President Bush and Israeli Prime Minister Ehud Olmert met in
Washington last week to discuss
the new situation in the Palestinian territories. And a June 21 NPR “Morning
Edition Report” that speculated on the likelihood of an Israeli military
assault against the Hamas-controlled Gaza Strip reported that “the Israeli
government is trying to figure out how to deal with the newly divided Palestinian
Yet for all the concern about the Middle East,
presidential race generated the most media attention for the second time in
three weeks. And if speculation about Michael Bloomberg joining the fray fueled
much of that coverage, it was a pretty good week for another possible entry as
“He’s not even officially running yet, but Republican Fred
Thompson is certainly shaking up the race for his party’s presidential
nomination,” declared Fox News Channel daytime anchor Jane Skinner on June 19.

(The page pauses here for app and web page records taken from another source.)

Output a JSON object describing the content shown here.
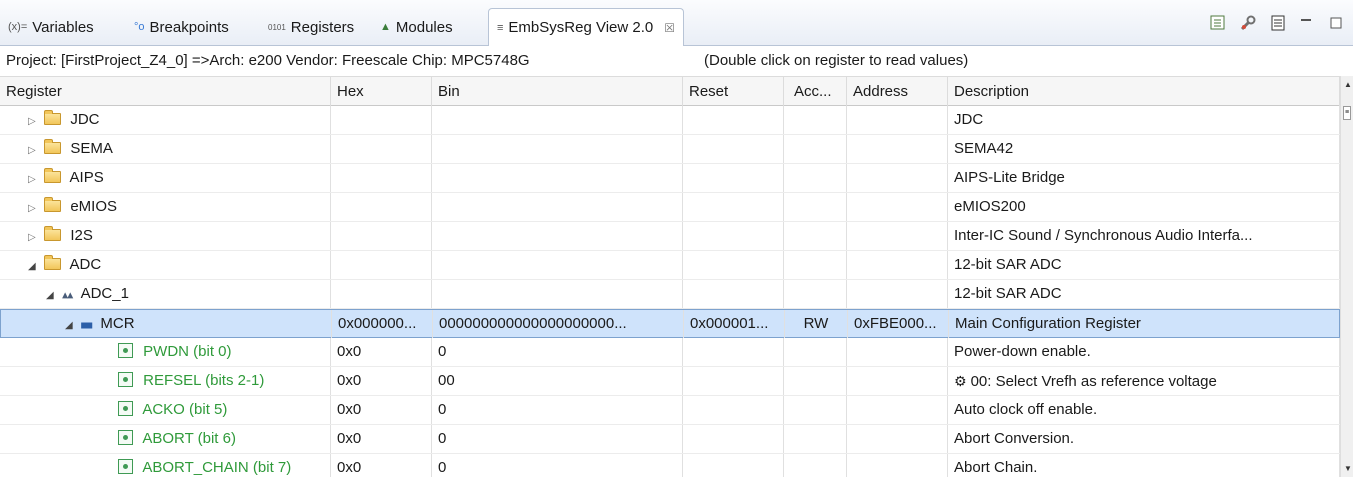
{
  "tabs": [
    {
      "icon": "(x)=",
      "label": "Variables"
    },
    {
      "icon": "°o",
      "label": "Breakpoints"
    },
    {
      "icon": "0101",
      "label": "Registers"
    },
    {
      "icon": "▲",
      "label": "Modules"
    },
    {
      "icon": "≡",
      "label": "EmbSysReg View 2.0",
      "close": "☒"
    }
  ],
  "info": {
    "project": "Project: [FirstProject_Z4_0] =>Arch: e200  Vendor: Freescale  Chip: MPC5748G",
    "hint": "(Double click on register to read values)"
  },
  "columns": [
    "Register",
    "Hex",
    "Bin",
    "Reset",
    "Acc...",
    "Address",
    "Description"
  ],
  "rows": [
    {
      "name": "JDC",
      "hex": "",
      "bin": "",
      "reset": "",
      "acc": "",
      "addr": "",
      "desc": "JDC"
    },
    {
      "name": "SEMA",
      "hex": "",
      "bin": "",
      "reset": "",
      "acc": "",
      "addr": "",
      "desc": "SEMA42"
    },
    {
      "name": "AIPS",
      "hex": "",
      "bin": "",
      "reset": "",
      "acc": "",
      "addr": "",
      "desc": "AIPS-Lite Bridge"
    },
    {
      "name": "eMIOS",
      "hex": "",
      "bin": "",
      "reset": "",
      "acc": "",
      "addr": "",
      "desc": "eMIOS200"
    },
    {
      "name": "I2S",
      "hex": "",
      "bin": "",
      "reset": "",
      "acc": "",
      "addr": "",
      "desc": "Inter-IC Sound / Synchronous Audio Interfa..."
    },
    {
      "name": "ADC",
      "hex": "",
      "bin": "",
      "reset": "",
      "acc": "",
      "addr": "",
      "desc": "12-bit SAR ADC"
    },
    {
      "name": "ADC_1",
      "hex": "",
      "bin": "",
      "reset": "",
      "acc": "",
      "addr": "",
      "desc": "12-bit SAR ADC"
    },
    {
      "name": "MCR",
      "hex": "0x000000...",
      "bin": "000000000000000000000...",
      "reset": "0x000001...",
      "acc": "RW",
      "addr": "0xFBE000...",
      "desc": "Main Configuration Register"
    },
    {
      "name": "PWDN (bit 0)",
      "hex": "0x0",
      "bin": "0",
      "reset": "",
      "acc": "",
      "addr": "",
      "desc": "Power-down enable."
    },
    {
      "name": "REFSEL (bits 2-1)",
      "hex": "0x0",
      "bin": "00",
      "reset": "",
      "acc": "",
      "addr": "",
      "desc": "00: Select Vrefh as reference voltage"
    },
    {
      "name": "ACKO (bit 5)",
      "hex": "0x0",
      "bin": "0",
      "reset": "",
      "acc": "",
      "addr": "",
      "desc": "Auto clock off enable."
    },
    {
      "name": "ABORT (bit 6)",
      "hex": "0x0",
      "bin": "0",
      "reset": "",
      "acc": "",
      "addr": "",
      "desc": "Abort Conversion."
    },
    {
      "name": "ABORT_CHAIN (bit 7)",
      "hex": "0x0",
      "bin": "0",
      "reset": "",
      "acc": "",
      "addr": "",
      "desc": "Abort Chain."
    }
  ],
  "colors": {
    "selected_row": "#cfe3fb",
    "field_text": "#2f9a3a",
    "folder": "#f2c65a"
  },
  "icons": {
    "collapsed": "▷",
    "expanded": "◢",
    "settings_gear": "⚙"
  }
}
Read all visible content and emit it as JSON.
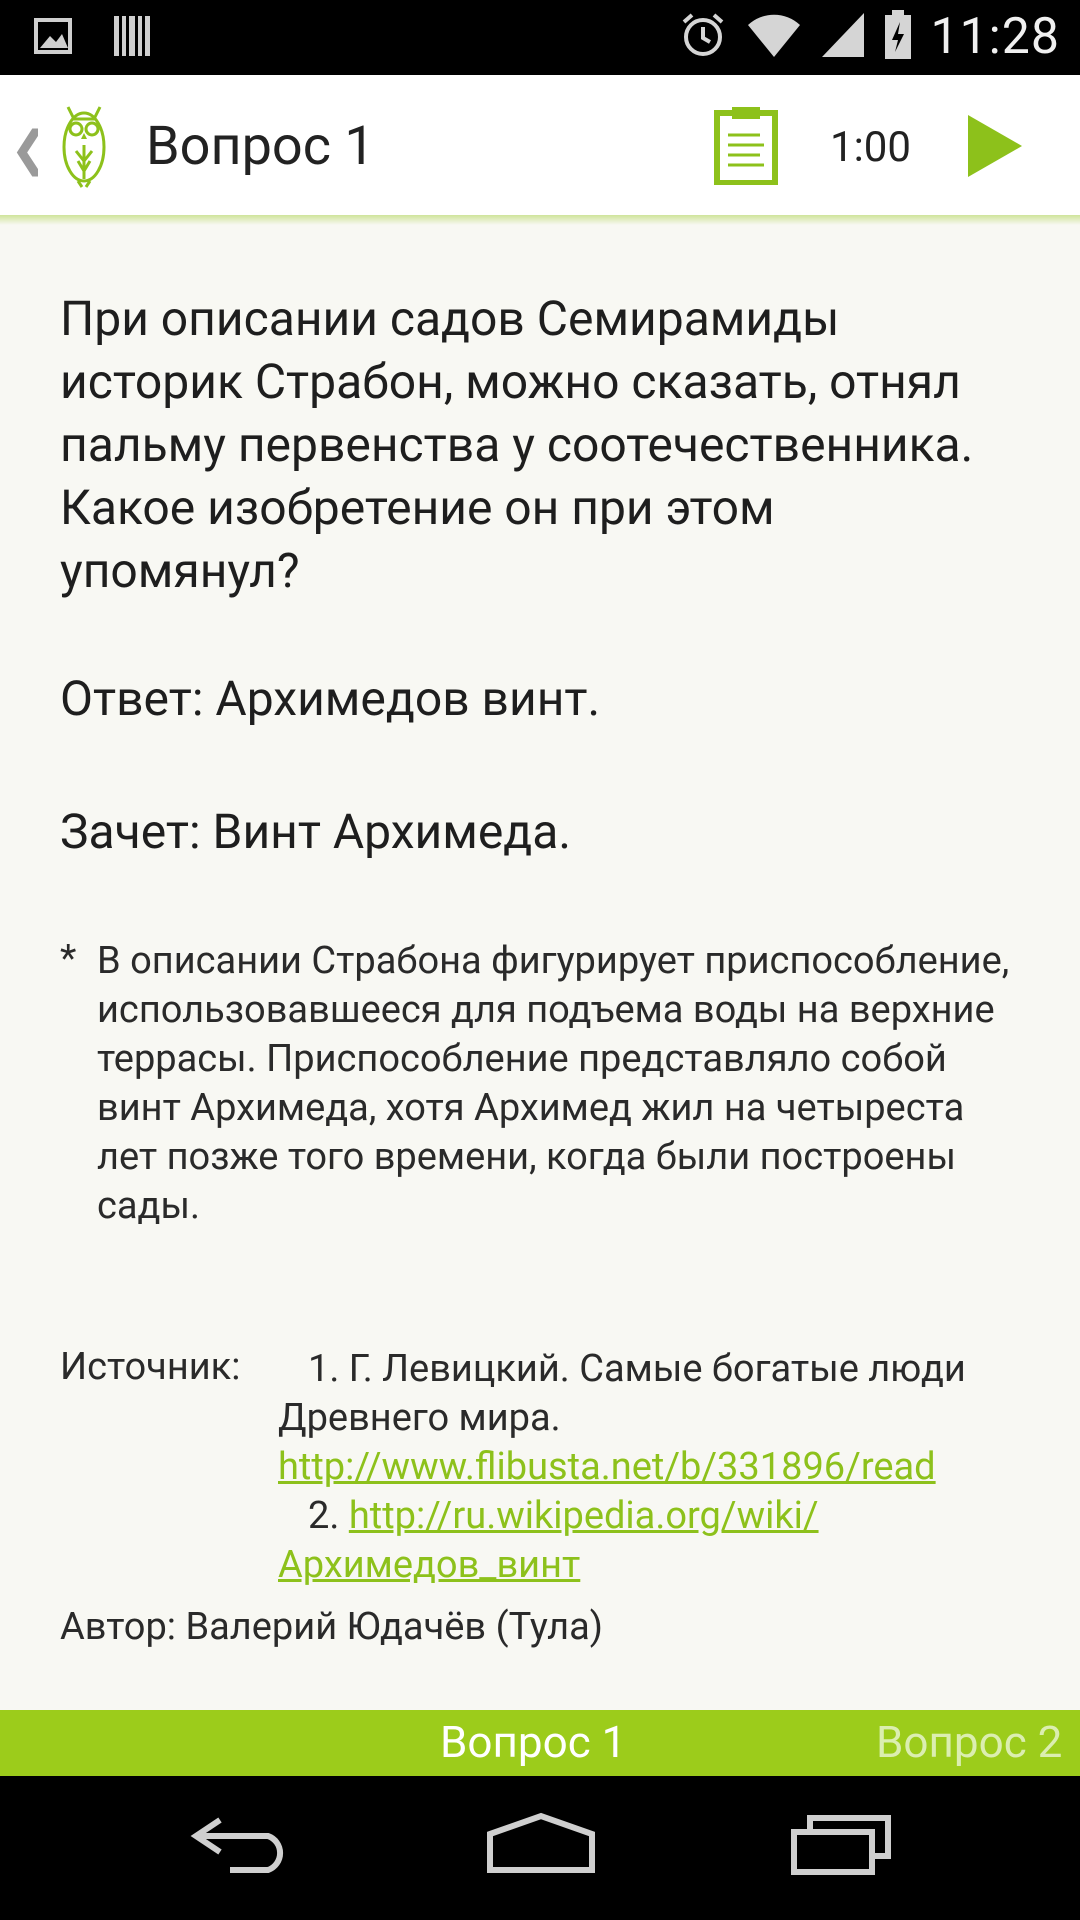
{
  "status_bar": {
    "time": "11:28",
    "left_icons": [
      "image-icon",
      "barcode-icon"
    ],
    "right_icons": [
      "alarm-icon",
      "wifi-icon",
      "signal-icon",
      "battery-icon"
    ]
  },
  "app_bar": {
    "back_glyph": "❮",
    "title": "Вопрос 1",
    "timer": "1:00",
    "accent_color": "#8dc11b"
  },
  "question": {
    "text": "При описании садов Семирамиды историк Страбон, можно сказать, отнял пальму первенства у соотечественника. Какое изобретение он при этом упомянул?",
    "answer_label": "Ответ:",
    "answer": "Архимедов винт.",
    "credit_label": "Зачет:",
    "credit": "Винт Архимеда.",
    "comment_marker": "*",
    "comment": "В описании Страбона фигурирует приспособление, использовавшееся для подъема воды на верхние террасы. Приспособление представляло собой винт Архимеда, хотя Архимед жил на четыреста лет позже того времени, когда были построены сады.",
    "source_label": "Источник:",
    "source_1_prefix": "1. Г. Левицкий. Самые богатые люди Древнего мира.",
    "source_1_link": "http://www.flibusta.net/b/331896/read",
    "source_2_prefix": "2.",
    "source_2_link": "http://ru.wikipedia.org/wiki/Архимедов_винт",
    "author_label": "Автор:",
    "author": "Валерий Юдачёв (Тула)"
  },
  "tabs": {
    "current": "Вопрос 1",
    "next": "Вопрос 2",
    "strip_color": "#9ccc1b"
  },
  "nav_bar": {
    "buttons": [
      "back-icon",
      "home-icon",
      "recents-icon"
    ]
  }
}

The good news for the ex-Senator and “Law & Order” star?
A new Rasmussen Reports poll among likely Republican primary voters revealed
that Thompson, while still not officially a candidate, is now leading the GOP
field, topping previous frontrunner Rudy Giuliani by a razor slim 28% to 27%
“What it really is telling us,” said pollster Scott
Rasmussen, “is the rest of the field hasn’t caught fire.”
Mark Jurkowitz of PEJ